Go line by line through the data below and work out how many lines contain "Modbus"; the answer is that number alone.

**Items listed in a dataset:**
----------

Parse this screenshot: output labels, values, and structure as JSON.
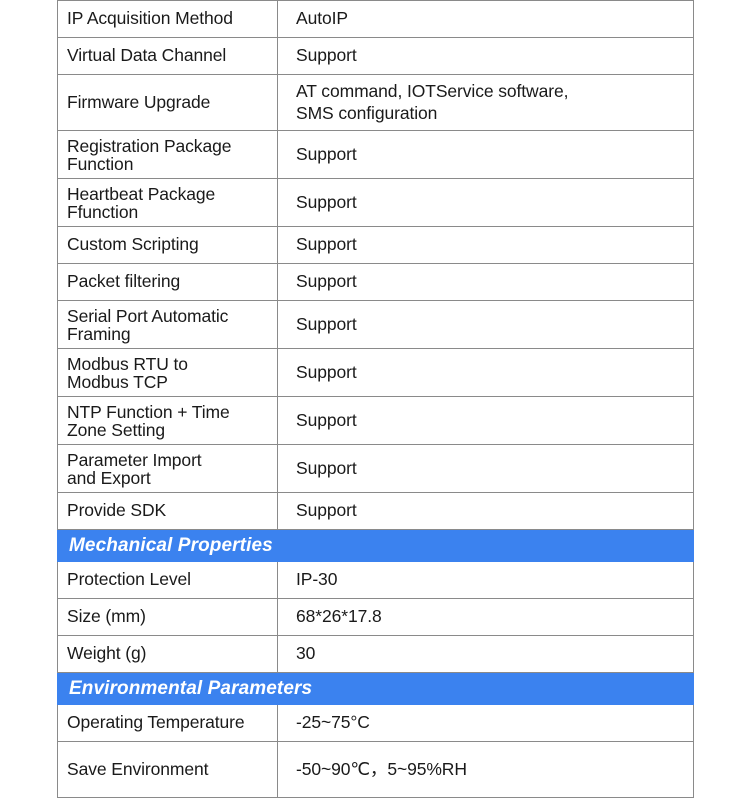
{
  "table": {
    "colors": {
      "section_band": "#3b82ef",
      "section_text": "#ffffff",
      "grid_line": "#8a8a8a",
      "body_text": "#1a1a1a",
      "cell_background": "#ffffff"
    },
    "rows": [
      {
        "kind": "data",
        "label": "IP Acquisition Method",
        "value": "AutoIP"
      },
      {
        "kind": "data",
        "label": "Virtual Data Channel",
        "value": "Support"
      },
      {
        "kind": "data",
        "label": "Firmware Upgrade",
        "value_line1": "AT command, IOTService software,",
        "value_line2": "SMS configuration"
      },
      {
        "kind": "data",
        "label_line1": "Registration Package",
        "label_line2": "Function",
        "value": "Support"
      },
      {
        "kind": "data",
        "label_line1": "Heartbeat Package",
        "label_line2": "Ffunction",
        "value": "Support"
      },
      {
        "kind": "data",
        "label": "Custom Scripting",
        "value": "Support"
      },
      {
        "kind": "data",
        "label": "Packet filtering",
        "value": "Support"
      },
      {
        "kind": "data",
        "label_line1": "Serial Port Automatic",
        "label_line2": "Framing",
        "value": "Support"
      },
      {
        "kind": "data",
        "label_line1": "Modbus RTU to",
        "label_line2": "Modbus TCP",
        "value": "Support"
      },
      {
        "kind": "data",
        "label_line1": "NTP Function + Time",
        "label_line2": "Zone Setting",
        "value": "Support"
      },
      {
        "kind": "data",
        "label_line1": "Parameter Import",
        "label_line2": "and Export",
        "value": "Support"
      },
      {
        "kind": "data",
        "label": "Provide SDK",
        "value": "Support"
      },
      {
        "kind": "section",
        "title": "Mechanical Properties"
      },
      {
        "kind": "data",
        "label": "Protection Level",
        "value": "IP-30"
      },
      {
        "kind": "data",
        "label": "Size (mm)",
        "value": "68*26*17.8"
      },
      {
        "kind": "data",
        "label": "Weight (g)",
        "value": "30"
      },
      {
        "kind": "section",
        "title": "Environmental Parameters"
      },
      {
        "kind": "data",
        "label": "Operating Temperature",
        "value": "-25~75°C"
      },
      {
        "kind": "data",
        "label": "Save Environment",
        "value": "-50~90℃，5~95%RH"
      }
    ]
  }
}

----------

**ANSWER FOR THIS EXERCISE:**
2